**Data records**
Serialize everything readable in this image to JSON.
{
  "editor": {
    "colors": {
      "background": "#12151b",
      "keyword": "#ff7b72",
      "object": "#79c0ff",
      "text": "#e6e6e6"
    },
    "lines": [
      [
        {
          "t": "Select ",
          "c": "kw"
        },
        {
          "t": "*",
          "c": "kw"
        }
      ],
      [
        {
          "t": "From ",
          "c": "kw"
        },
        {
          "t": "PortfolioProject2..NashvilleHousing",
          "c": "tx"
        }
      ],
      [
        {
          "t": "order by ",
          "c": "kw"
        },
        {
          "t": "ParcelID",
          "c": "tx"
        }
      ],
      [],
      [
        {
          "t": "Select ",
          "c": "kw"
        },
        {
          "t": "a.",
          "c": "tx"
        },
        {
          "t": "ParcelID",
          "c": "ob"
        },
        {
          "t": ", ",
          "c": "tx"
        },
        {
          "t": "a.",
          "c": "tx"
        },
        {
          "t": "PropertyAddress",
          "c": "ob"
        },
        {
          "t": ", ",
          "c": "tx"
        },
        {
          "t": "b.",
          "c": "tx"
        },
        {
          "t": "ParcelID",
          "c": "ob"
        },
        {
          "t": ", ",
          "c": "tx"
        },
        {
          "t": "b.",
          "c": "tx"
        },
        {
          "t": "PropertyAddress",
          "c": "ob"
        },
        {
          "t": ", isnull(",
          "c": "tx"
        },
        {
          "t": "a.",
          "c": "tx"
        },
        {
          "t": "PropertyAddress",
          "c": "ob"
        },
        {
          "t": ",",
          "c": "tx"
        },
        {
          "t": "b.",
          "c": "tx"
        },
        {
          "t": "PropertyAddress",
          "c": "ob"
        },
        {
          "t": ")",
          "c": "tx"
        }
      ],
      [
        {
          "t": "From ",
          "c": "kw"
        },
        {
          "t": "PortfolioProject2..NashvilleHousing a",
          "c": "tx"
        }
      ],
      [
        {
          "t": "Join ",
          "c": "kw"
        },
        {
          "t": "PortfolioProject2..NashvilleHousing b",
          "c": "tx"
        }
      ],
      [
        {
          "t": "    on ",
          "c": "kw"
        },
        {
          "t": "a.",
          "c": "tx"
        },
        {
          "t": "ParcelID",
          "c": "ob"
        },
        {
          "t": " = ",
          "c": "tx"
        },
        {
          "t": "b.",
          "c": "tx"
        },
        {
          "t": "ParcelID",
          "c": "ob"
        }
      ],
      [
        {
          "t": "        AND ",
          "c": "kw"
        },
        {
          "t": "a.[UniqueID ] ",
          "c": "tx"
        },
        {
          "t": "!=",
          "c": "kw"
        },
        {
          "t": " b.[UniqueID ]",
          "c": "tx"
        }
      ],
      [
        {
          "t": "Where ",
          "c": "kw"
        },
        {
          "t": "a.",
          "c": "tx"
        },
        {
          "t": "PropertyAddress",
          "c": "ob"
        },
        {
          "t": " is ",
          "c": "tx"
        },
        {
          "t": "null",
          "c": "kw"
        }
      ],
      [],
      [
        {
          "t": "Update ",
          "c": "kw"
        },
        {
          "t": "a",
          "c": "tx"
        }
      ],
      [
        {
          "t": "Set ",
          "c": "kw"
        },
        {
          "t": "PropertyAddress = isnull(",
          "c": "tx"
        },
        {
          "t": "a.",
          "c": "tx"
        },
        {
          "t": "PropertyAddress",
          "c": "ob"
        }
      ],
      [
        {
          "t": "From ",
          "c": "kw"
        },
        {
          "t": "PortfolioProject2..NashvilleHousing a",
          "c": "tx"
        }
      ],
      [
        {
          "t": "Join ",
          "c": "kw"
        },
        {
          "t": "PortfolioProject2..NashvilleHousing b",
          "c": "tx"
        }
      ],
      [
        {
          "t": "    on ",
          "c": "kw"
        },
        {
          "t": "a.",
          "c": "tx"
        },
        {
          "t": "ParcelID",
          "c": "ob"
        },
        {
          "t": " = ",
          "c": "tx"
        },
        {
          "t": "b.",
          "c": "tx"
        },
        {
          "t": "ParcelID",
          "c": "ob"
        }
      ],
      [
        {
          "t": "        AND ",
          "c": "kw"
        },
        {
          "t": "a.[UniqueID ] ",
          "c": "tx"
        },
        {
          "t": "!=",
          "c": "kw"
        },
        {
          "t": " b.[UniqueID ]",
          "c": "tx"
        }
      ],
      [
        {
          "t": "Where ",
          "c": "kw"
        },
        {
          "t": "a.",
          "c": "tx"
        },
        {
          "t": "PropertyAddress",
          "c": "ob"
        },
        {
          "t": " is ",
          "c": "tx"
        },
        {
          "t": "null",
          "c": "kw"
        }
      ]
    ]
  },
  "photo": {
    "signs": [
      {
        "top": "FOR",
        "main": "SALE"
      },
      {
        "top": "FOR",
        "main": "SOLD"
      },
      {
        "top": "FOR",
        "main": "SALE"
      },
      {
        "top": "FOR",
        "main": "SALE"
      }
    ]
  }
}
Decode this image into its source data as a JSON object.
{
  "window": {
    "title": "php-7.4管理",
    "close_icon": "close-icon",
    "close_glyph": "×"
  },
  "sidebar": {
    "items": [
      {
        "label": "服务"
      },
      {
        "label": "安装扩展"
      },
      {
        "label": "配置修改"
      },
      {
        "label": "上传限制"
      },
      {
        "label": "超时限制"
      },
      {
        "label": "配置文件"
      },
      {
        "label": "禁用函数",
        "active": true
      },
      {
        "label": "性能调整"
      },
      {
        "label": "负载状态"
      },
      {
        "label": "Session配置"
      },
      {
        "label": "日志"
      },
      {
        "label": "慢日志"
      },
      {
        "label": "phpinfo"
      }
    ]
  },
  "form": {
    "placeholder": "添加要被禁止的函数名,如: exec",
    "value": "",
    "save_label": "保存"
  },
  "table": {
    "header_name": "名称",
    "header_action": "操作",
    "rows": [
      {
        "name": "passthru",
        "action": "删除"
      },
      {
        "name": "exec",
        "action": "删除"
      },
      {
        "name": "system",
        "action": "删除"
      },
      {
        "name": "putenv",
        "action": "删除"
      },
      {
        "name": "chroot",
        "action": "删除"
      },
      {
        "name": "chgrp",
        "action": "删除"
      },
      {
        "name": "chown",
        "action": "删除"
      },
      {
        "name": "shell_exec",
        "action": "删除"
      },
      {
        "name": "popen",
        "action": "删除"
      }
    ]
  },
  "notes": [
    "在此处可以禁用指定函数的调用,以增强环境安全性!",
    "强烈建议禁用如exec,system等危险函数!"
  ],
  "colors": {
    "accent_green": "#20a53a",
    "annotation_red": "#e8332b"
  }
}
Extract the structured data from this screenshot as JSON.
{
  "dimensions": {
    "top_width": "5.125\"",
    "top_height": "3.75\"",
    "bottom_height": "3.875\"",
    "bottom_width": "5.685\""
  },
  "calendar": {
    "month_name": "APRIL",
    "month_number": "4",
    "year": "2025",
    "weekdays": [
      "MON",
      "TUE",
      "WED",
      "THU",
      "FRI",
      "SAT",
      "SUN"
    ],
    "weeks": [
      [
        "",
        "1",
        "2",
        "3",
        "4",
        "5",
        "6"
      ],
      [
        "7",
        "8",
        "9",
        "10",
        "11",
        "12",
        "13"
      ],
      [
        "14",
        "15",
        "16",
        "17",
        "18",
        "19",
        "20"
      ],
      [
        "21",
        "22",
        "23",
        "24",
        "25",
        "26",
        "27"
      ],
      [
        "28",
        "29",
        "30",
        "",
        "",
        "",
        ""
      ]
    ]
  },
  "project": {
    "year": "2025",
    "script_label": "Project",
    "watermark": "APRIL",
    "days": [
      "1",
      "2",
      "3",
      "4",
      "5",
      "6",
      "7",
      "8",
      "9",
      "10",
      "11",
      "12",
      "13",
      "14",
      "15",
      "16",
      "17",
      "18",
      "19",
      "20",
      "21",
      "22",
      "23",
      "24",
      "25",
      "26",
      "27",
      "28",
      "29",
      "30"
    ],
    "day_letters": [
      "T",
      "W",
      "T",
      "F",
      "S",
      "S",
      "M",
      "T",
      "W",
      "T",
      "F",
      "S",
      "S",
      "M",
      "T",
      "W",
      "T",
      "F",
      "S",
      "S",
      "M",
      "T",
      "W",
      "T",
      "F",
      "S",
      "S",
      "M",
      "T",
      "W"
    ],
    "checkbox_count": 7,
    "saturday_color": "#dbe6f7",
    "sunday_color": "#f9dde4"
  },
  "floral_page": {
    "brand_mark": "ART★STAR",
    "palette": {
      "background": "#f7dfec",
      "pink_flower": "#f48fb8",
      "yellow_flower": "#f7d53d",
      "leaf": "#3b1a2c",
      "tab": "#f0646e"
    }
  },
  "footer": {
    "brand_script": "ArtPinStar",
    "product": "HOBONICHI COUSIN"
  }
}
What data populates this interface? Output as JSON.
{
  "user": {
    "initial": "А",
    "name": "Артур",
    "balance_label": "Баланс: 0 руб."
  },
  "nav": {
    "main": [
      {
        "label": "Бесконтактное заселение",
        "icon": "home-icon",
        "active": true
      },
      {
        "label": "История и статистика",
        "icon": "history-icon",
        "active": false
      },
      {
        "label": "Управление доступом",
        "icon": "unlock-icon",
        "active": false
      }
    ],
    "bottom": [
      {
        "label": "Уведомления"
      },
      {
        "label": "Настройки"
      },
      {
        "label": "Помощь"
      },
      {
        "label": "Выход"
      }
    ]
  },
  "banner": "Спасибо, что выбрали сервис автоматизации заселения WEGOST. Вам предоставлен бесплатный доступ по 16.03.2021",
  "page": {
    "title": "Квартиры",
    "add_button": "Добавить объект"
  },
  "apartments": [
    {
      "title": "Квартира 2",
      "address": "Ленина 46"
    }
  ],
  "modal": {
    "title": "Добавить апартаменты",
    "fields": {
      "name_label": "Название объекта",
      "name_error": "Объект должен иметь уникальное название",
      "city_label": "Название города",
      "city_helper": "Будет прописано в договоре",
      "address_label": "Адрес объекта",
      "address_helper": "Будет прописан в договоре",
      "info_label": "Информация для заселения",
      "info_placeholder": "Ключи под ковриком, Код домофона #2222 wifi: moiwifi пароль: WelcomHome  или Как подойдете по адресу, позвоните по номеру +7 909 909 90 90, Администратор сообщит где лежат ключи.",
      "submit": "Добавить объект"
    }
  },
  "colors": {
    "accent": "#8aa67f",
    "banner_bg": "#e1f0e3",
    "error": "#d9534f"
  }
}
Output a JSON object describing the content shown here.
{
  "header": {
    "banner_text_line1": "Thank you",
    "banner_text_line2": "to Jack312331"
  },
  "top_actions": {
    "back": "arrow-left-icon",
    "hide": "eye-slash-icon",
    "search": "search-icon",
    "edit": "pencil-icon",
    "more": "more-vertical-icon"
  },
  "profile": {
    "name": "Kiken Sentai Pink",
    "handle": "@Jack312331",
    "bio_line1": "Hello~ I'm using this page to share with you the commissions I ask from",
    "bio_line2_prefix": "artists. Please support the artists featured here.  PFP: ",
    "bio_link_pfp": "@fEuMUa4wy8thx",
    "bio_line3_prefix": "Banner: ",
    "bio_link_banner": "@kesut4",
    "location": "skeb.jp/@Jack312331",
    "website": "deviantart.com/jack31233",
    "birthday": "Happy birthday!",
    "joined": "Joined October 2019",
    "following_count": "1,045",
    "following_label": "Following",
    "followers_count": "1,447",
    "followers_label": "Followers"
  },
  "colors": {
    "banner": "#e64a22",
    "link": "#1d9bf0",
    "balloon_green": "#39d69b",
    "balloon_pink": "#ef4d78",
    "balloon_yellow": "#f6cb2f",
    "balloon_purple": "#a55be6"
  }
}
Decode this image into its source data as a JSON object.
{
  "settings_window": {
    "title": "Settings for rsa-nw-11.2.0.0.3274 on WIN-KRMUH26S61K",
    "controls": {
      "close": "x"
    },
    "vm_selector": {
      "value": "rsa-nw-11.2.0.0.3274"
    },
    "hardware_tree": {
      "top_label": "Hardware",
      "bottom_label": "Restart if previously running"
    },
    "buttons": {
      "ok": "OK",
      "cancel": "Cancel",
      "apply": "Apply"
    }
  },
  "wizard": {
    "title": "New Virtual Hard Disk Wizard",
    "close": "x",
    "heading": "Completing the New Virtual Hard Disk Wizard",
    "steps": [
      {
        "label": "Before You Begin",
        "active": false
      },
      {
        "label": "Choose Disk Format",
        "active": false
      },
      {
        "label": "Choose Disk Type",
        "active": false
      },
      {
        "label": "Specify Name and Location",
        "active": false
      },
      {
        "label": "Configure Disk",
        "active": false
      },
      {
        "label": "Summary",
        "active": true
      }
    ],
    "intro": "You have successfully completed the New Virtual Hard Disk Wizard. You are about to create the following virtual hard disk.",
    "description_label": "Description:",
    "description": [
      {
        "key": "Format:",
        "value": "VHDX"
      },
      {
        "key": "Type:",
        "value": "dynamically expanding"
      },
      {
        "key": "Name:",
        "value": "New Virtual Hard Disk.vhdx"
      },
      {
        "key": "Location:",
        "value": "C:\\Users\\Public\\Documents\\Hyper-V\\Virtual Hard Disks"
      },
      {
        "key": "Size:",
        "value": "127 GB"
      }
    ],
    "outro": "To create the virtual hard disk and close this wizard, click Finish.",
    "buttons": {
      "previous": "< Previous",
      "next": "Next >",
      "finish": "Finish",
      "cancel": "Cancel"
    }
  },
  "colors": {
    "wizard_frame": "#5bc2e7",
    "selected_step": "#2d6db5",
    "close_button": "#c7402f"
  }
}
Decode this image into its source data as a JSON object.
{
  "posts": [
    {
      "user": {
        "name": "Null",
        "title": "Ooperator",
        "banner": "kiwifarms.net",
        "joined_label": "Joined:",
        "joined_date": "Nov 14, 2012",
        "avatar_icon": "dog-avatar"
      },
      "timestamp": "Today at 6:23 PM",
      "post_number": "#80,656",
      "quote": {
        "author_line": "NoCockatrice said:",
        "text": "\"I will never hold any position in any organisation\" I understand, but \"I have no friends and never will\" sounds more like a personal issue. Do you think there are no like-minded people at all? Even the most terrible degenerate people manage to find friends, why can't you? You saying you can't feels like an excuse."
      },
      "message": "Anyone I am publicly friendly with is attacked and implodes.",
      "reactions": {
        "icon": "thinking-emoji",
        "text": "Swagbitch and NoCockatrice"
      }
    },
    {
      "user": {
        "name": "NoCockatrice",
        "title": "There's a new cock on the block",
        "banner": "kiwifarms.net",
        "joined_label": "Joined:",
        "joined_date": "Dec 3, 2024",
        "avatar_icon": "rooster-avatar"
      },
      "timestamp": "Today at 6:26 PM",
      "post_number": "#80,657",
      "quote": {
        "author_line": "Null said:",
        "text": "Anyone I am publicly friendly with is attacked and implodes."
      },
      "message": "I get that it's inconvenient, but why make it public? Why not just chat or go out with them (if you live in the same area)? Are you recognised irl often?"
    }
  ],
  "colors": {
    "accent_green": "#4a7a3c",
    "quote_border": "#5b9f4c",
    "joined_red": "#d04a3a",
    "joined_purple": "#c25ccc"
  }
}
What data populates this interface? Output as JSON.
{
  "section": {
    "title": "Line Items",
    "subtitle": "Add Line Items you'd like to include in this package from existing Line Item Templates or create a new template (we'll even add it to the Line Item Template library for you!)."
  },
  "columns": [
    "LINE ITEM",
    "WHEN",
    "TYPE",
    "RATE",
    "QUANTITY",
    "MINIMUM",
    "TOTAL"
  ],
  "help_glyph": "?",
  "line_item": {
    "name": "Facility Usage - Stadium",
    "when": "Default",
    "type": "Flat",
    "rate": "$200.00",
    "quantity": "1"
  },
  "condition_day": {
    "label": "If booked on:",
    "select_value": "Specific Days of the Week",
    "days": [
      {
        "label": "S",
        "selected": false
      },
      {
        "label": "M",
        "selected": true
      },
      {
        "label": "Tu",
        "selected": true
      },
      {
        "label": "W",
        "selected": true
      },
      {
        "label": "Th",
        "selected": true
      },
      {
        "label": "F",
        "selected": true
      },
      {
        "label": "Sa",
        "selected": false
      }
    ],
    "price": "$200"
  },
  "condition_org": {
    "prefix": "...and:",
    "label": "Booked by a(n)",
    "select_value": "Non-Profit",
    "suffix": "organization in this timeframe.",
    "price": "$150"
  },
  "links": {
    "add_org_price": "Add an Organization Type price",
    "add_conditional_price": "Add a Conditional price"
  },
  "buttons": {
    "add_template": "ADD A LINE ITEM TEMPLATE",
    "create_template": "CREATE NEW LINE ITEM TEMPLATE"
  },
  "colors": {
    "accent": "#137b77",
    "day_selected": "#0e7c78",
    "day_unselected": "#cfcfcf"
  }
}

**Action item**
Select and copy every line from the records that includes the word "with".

**Solution for this exercise**
    "bio_line1": "Hello~ I'm using this page to share with you the commissions I ask from",
      "message": "Anyone I am publicly friendly with is attacked and implodes.",
        "text": "Anyone I am publicly friendly with is attacked and implodes."
      "message": "I get that it's inconvenient, but why make it public? Why not just chat or go out with them (if you live in the same area)? Are you recognised irl often?"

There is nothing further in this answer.